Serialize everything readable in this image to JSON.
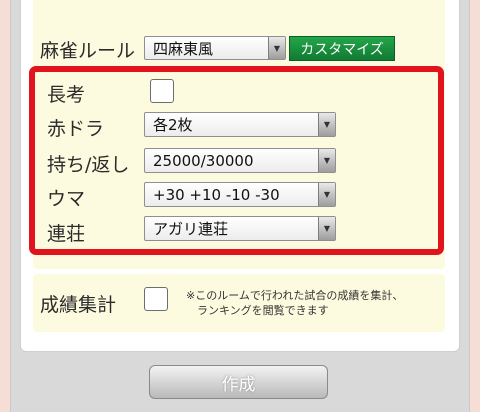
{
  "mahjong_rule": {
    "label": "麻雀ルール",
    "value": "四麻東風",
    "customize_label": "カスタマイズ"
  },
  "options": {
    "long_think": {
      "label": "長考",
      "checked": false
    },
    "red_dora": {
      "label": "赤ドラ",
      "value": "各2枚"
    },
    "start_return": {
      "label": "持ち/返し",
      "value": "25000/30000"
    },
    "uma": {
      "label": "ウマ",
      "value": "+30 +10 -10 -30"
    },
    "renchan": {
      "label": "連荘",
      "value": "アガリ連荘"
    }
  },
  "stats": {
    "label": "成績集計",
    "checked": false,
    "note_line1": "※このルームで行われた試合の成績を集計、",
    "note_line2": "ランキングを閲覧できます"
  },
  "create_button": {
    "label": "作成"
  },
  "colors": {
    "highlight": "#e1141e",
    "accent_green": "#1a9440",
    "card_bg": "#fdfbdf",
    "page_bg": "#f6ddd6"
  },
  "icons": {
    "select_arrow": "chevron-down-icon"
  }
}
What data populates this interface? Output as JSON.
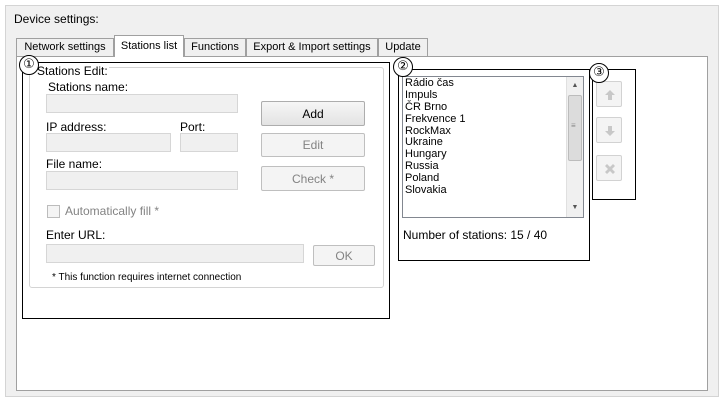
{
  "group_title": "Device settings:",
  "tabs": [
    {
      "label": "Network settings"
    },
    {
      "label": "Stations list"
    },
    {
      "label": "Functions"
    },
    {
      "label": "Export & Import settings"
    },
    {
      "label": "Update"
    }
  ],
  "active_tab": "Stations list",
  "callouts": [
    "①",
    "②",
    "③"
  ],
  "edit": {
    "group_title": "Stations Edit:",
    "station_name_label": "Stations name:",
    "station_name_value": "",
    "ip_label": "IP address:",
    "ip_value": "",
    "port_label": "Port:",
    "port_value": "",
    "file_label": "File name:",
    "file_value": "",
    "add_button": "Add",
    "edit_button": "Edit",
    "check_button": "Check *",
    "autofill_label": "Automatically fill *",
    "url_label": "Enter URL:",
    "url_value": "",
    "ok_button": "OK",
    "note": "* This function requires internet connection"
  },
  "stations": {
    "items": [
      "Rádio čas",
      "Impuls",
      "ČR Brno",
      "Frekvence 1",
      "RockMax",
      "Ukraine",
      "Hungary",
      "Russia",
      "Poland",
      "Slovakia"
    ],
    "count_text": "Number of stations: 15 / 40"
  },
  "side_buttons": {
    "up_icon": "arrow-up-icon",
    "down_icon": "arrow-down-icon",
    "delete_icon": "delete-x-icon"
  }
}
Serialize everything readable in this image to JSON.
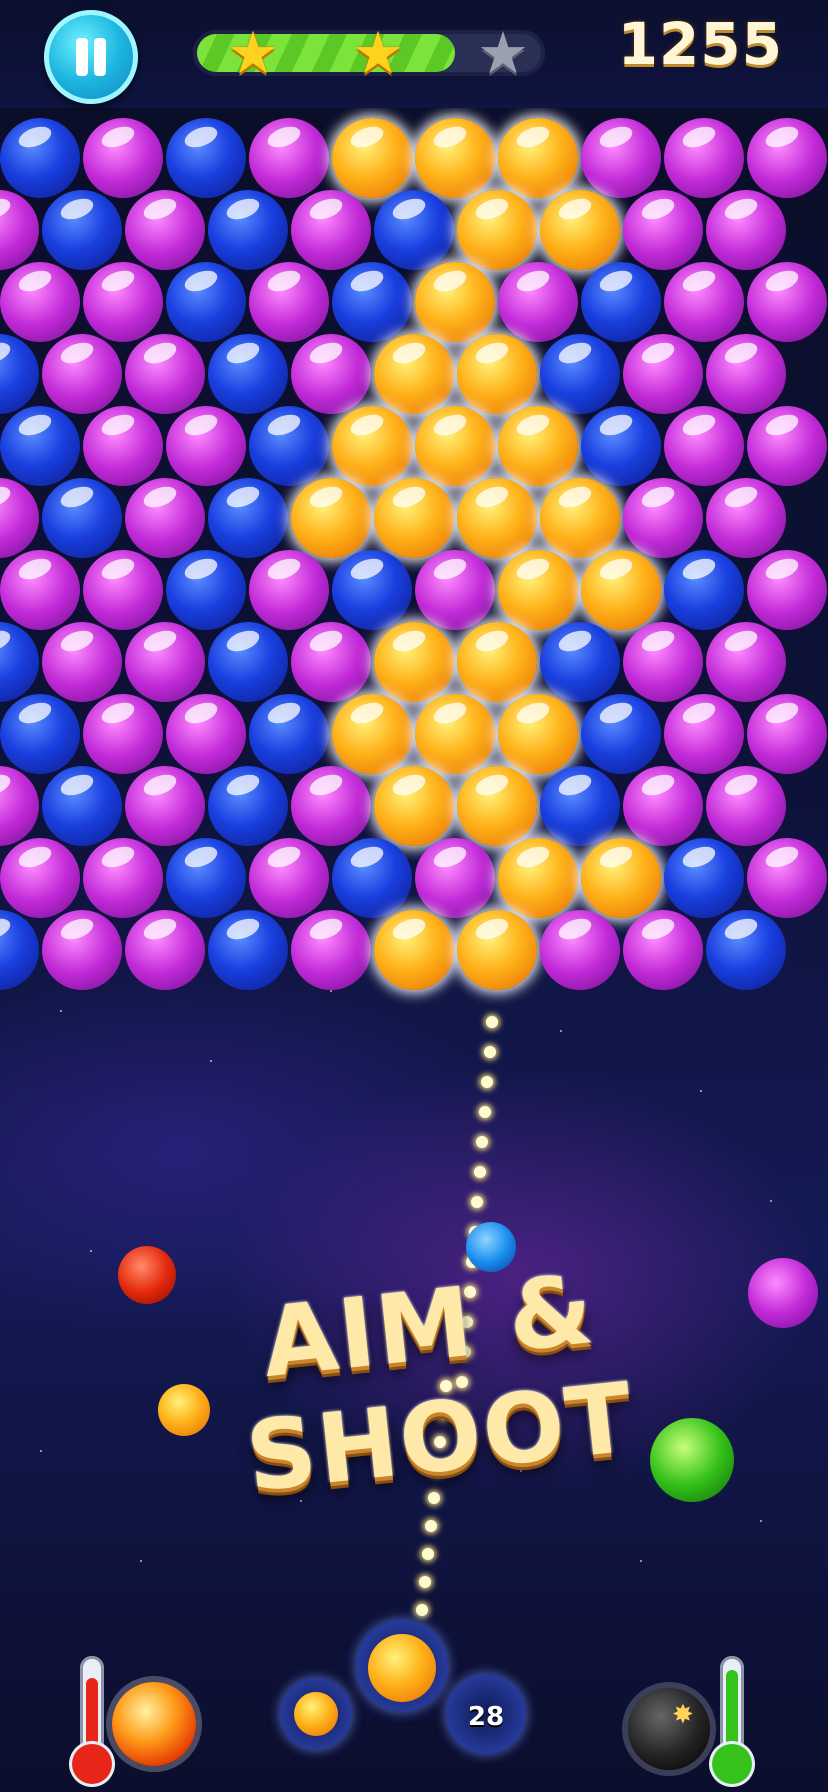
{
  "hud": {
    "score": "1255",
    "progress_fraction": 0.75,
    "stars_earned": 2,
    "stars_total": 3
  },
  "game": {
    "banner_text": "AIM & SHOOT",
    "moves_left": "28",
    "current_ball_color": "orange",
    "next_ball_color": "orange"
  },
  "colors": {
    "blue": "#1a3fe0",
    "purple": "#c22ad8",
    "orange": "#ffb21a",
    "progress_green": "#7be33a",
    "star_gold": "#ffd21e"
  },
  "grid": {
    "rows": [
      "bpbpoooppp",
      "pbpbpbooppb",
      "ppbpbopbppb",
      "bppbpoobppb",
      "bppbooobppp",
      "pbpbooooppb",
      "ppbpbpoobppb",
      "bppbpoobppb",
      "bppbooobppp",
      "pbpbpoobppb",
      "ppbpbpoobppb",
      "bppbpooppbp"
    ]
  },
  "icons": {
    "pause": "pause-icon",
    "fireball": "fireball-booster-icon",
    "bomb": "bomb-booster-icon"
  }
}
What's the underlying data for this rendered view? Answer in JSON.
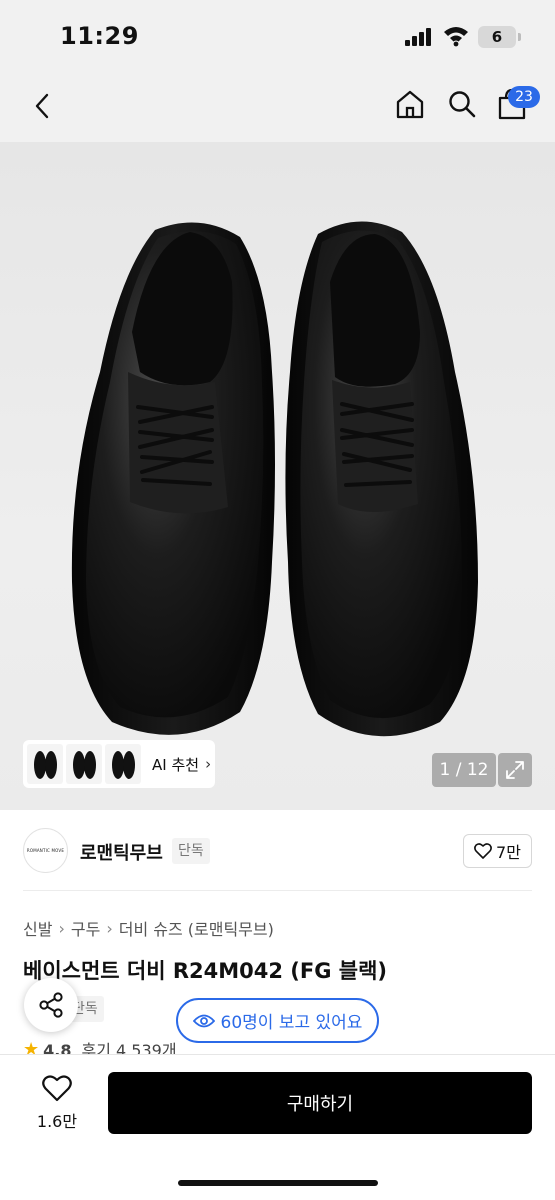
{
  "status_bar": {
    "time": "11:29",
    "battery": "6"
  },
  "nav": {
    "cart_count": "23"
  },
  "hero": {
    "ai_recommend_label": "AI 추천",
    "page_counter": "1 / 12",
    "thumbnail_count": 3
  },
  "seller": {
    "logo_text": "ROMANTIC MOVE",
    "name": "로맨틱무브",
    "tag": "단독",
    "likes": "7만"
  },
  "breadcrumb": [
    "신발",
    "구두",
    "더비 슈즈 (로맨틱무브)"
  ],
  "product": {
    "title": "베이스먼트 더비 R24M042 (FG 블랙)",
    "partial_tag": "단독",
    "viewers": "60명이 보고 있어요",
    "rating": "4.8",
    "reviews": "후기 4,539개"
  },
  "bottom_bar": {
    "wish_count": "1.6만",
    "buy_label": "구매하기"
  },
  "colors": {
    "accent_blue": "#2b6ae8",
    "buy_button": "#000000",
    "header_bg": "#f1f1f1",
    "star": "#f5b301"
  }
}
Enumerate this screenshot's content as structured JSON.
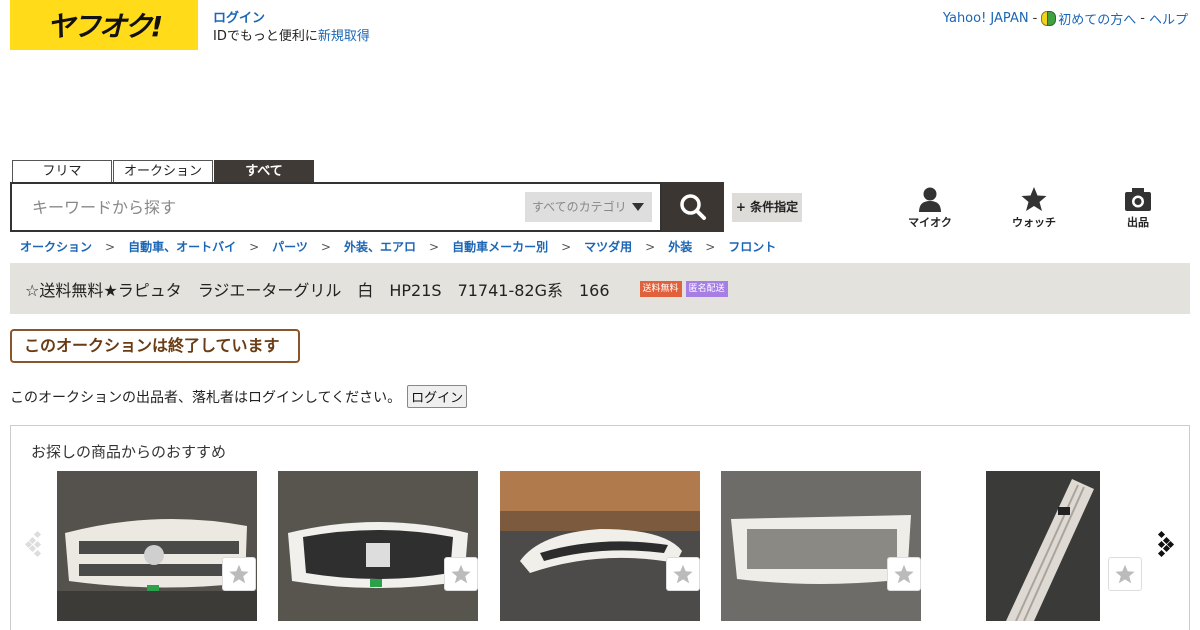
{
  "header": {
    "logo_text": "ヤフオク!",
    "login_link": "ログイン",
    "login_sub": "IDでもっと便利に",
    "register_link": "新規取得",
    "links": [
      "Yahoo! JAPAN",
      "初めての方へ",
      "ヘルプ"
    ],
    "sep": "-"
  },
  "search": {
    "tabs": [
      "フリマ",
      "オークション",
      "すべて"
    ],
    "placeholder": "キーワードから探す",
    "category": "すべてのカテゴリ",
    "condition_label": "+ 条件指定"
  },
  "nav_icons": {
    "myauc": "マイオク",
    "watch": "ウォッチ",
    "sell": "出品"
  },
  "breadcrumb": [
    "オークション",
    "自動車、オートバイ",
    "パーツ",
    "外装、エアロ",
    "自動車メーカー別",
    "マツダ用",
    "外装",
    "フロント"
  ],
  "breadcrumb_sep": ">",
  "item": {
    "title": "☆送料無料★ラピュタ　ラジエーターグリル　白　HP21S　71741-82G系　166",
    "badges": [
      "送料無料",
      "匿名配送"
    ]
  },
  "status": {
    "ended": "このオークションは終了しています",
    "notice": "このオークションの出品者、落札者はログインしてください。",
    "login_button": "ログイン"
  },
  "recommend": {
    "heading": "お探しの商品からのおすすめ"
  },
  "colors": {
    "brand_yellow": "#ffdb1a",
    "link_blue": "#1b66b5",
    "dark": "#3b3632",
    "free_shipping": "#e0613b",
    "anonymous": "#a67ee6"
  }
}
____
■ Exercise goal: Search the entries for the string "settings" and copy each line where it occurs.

■ Solution for this problem:
  "group_title": "Device settings:",
      "label": "Network settings"
      "label": "Export & Import settings"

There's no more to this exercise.